In 2004, wages among the obese were $8,666 less for females and $4,772 lower for males. In 2008, wages were $5,826 less for obese females, a 14.6% penalty over normal weight females, the researchers concluded after examining years 2004 and 2008 in the Bureau of Labor Statistics’ National Longitudinal Survey of Youth.
The research shows that there are significant differences in wages dependent upon race that couldn’t be accounted for by measuring pre-recession (2004) and recession (2008) measures. In 2004, Hispanic women who were obese earned $6,618 less than those who were normal weight. In 2008, the differential doubled for Hispanic men who were obese to earnings of $8,394 less than normal weight counterparts, while for women the gap narrowed slightly.
Other key findings from the report include:
–Men and women who were obese experienced reduced wages compared to their normal weight counterparts;
–Except Hispanic men, the wage differential narrowed between 2004 and 2008, despite the economy worsening;

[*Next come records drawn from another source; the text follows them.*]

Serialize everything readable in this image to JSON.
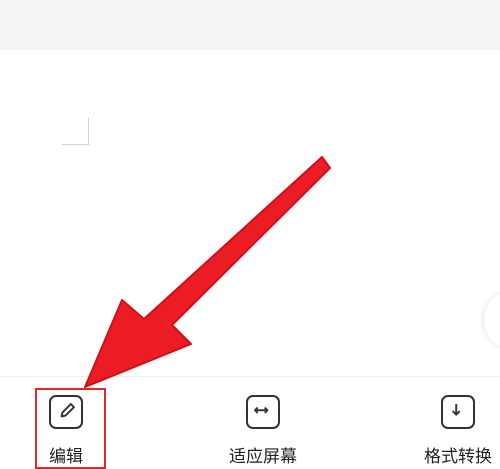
{
  "toolbar": {
    "items": [
      {
        "label": "编辑",
        "icon": "edit-icon"
      },
      {
        "label": "适应屏幕",
        "icon": "fit-screen-icon"
      },
      {
        "label": "格式转换",
        "icon": "format-convert-icon"
      }
    ]
  },
  "annotation": {
    "highlight_color": "#e02a2a",
    "arrow_color": "#ec1c24"
  }
}
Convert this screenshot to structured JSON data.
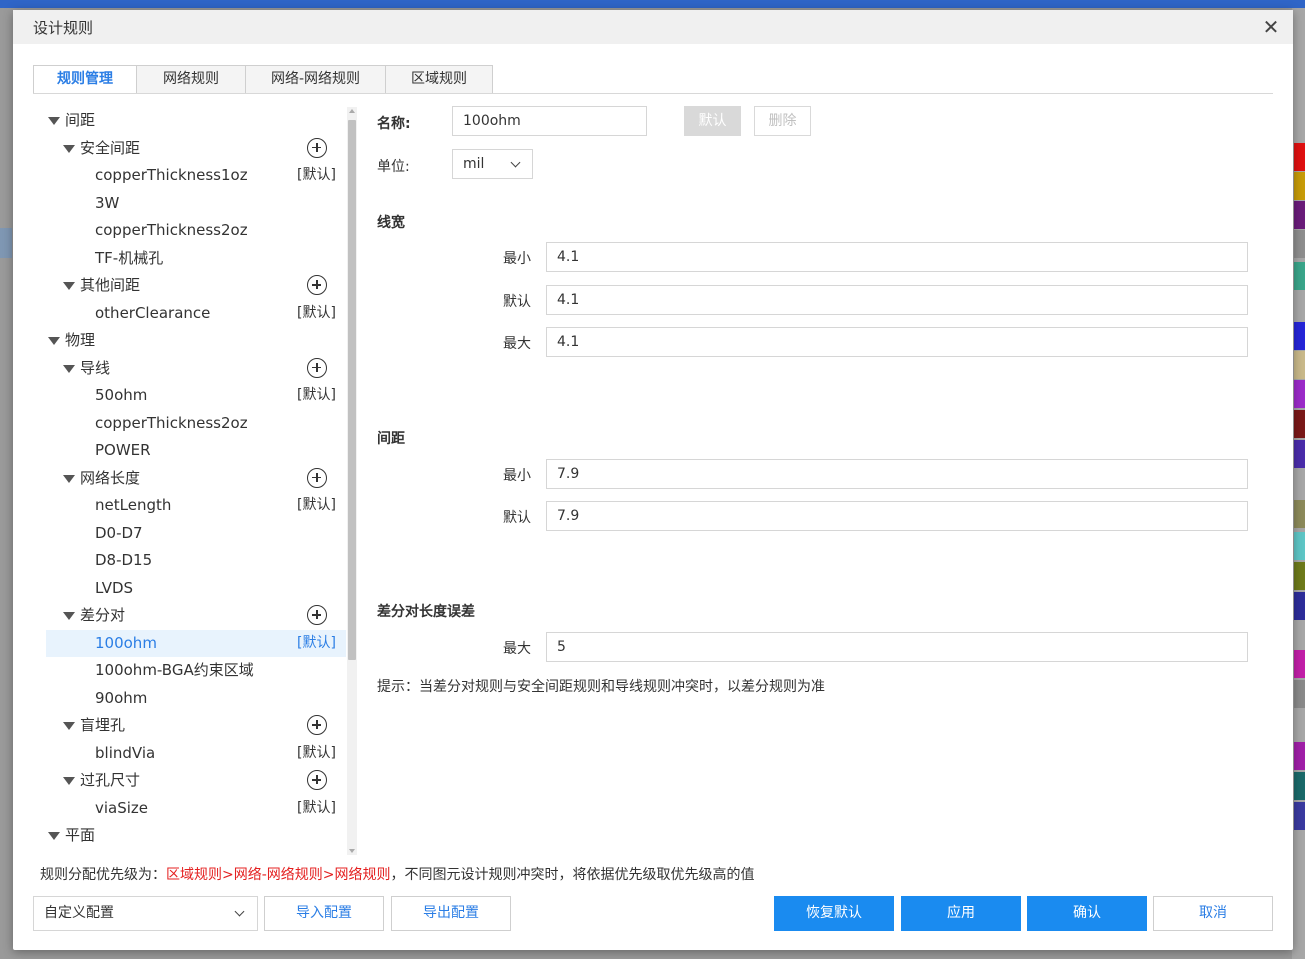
{
  "dialog": {
    "title": "设计规则"
  },
  "tabs": [
    {
      "label": "规则管理",
      "active": true
    },
    {
      "label": "网络规则",
      "active": false
    },
    {
      "label": "网络-网络规则",
      "active": false
    },
    {
      "label": "区域规则",
      "active": false
    }
  ],
  "tree": {
    "default_tag": "[默认]",
    "items": [
      {
        "label": "间距",
        "level": 0
      },
      {
        "label": "安全间距",
        "level": 1,
        "add": true
      },
      {
        "label": "copperThickness1oz",
        "level": 2,
        "default": true
      },
      {
        "label": "3W",
        "level": 2
      },
      {
        "label": "copperThickness2oz",
        "level": 2
      },
      {
        "label": "TF-机械孔",
        "level": 2
      },
      {
        "label": "其他间距",
        "level": 1,
        "add": true
      },
      {
        "label": "otherClearance",
        "level": 2,
        "default": true
      },
      {
        "label": "物理",
        "level": 0
      },
      {
        "label": "导线",
        "level": 1,
        "add": true
      },
      {
        "label": "50ohm",
        "level": 2,
        "default": true
      },
      {
        "label": "copperThickness2oz",
        "level": 2
      },
      {
        "label": "POWER",
        "level": 2
      },
      {
        "label": "网络长度",
        "level": 1,
        "add": true
      },
      {
        "label": "netLength",
        "level": 2,
        "default": true
      },
      {
        "label": "D0-D7",
        "level": 2
      },
      {
        "label": "D8-D15",
        "level": 2
      },
      {
        "label": "LVDS",
        "level": 2
      },
      {
        "label": "差分对",
        "level": 1,
        "add": true
      },
      {
        "label": "100ohm",
        "level": 2,
        "default": true,
        "selected": true
      },
      {
        "label": "100ohm-BGA约束区域",
        "level": 2
      },
      {
        "label": "90ohm",
        "level": 2
      },
      {
        "label": "盲埋孔",
        "level": 1,
        "add": true
      },
      {
        "label": "blindVia",
        "level": 2,
        "default": true
      },
      {
        "label": "过孔尺寸",
        "level": 1,
        "add": true
      },
      {
        "label": "viaSize",
        "level": 2,
        "default": true
      },
      {
        "label": "平面",
        "level": 0
      }
    ]
  },
  "form": {
    "name_label": "名称:",
    "name_value": "100ohm",
    "default_button": "默认",
    "delete_button": "删除",
    "unit_label": "单位:",
    "unit_value": "mil",
    "line_width": {
      "title": "线宽",
      "min_label": "最小",
      "min_value": "4.1",
      "default_label": "默认",
      "default_value": "4.1",
      "max_label": "最大",
      "max_value": "4.1"
    },
    "spacing": {
      "title": "间距",
      "min_label": "最小",
      "min_value": "7.9",
      "default_label": "默认",
      "default_value": "7.9"
    },
    "diff_length": {
      "title": "差分对长度误差",
      "max_label": "最大",
      "max_value": "5"
    },
    "hint": "提示：当差分对规则与安全间距规则和导线规则冲突时，以差分规则为准"
  },
  "priority": {
    "prefix": "规则分配优先级为：",
    "order": "区域规则>网络-网络规则>网络规则",
    "suffix": "，不同图元设计规则冲突时，将依据优先级取优先级高的值"
  },
  "footer": {
    "config_select": "自定义配置",
    "import_button": "导入配置",
    "export_button": "导出配置",
    "restore_button": "恢复默认",
    "apply_button": "应用",
    "confirm_button": "确认",
    "cancel_button": "取消"
  },
  "colors": {
    "accent": "#2b7ee5",
    "primary_button": "#1a8bf0",
    "selected_row": "#e8f3fd",
    "priority_red": "#e42121",
    "disabled_button": "#d9d9d9"
  }
}
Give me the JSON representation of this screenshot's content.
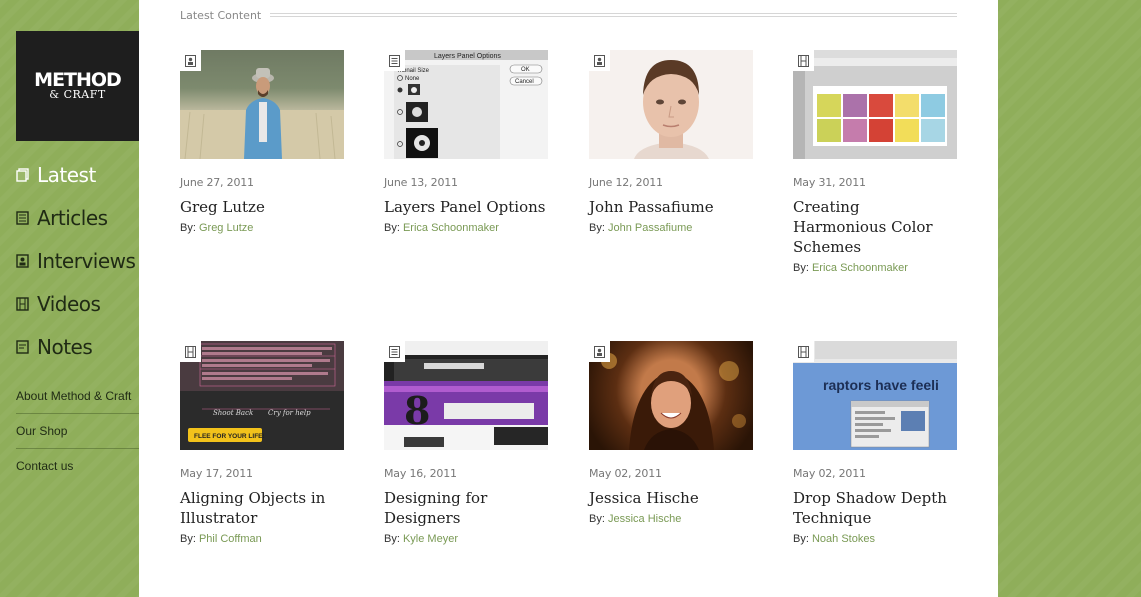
{
  "brand": {
    "line1": "METHOD",
    "line2": "& CRAFT"
  },
  "nav": [
    {
      "label": "Latest",
      "icon": "latest-icon",
      "active": true
    },
    {
      "label": "Articles",
      "icon": "article-icon"
    },
    {
      "label": "Interviews",
      "icon": "interview-icon"
    },
    {
      "label": "Videos",
      "icon": "video-icon"
    },
    {
      "label": "Notes",
      "icon": "note-icon"
    }
  ],
  "subnav": [
    "About Method & Craft",
    "Our Shop",
    "Contact us"
  ],
  "section_title": "Latest Content",
  "by_prefix": "By:",
  "cards": [
    {
      "type": "interview",
      "date": "June 27, 2011",
      "title": "Greg Lutze",
      "author": "Greg Lutze"
    },
    {
      "type": "article",
      "date": "June 13, 2011",
      "title": "Layers Panel Options",
      "author": "Erica Schoonmaker"
    },
    {
      "type": "interview",
      "date": "June 12, 2011",
      "title": "John Passafiume",
      "author": "John Passafiume"
    },
    {
      "type": "video",
      "date": "May 31, 2011",
      "title": "Creating Harmonious Color Schemes",
      "author": "Erica Schoonmaker"
    },
    {
      "type": "video",
      "date": "May 17, 2011",
      "title": "Aligning Objects in Illustrator",
      "author": "Phil Coffman"
    },
    {
      "type": "article",
      "date": "May 16, 2011",
      "title": "Designing for Designers",
      "author": "Kyle Meyer"
    },
    {
      "type": "interview",
      "date": "May 02, 2011",
      "title": "Jessica Hische",
      "author": "Jessica Hische"
    },
    {
      "type": "video",
      "date": "May 02, 2011",
      "title": "Drop Shadow Depth Technique",
      "author": "Noah Stokes"
    }
  ],
  "thumb_text": {
    "layers_dialog_title": "Layers Panel Options",
    "layers_thumb_size": "mbnail Size",
    "layers_none": "None",
    "layers_ok": "OK",
    "layers_cancel": "Cancel",
    "align_line1": "Shoot Back",
    "align_line2": "Cry for help",
    "align_button": "FLEE FOR YOUR LIFE!",
    "drop_text": "raptors have feeli"
  }
}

–White obese women experienced a wage penalty in both 2004 and 2008 while white men only experienced a differential in 2004;
–Obese Hispanic women experienced a wage differential in both 2004 and 2008; obese Hispanic men only experienced a wage differential in 2008;
–Obese black men’s wages were higher than their normal weight counterparts in 2004 and 2008, while black women’s wages were similar between those who were obese and those who were normal weight.
The research builds upon previous research that focused on the overall, tangible, annual costs of being obese based on indirect costs, including lost productivity, and direct costs, such as obesity-related medical expenditures. On average, those costs are $4,879 for an obese woman and $2,646 for an obese man.
The implication for clinicians involves moving beyond just the direct costs and into the indirect–yet unclear–relationship between obesity, health and socio-economics, the report concluded.
*This blog post was originally published at ACP Internist*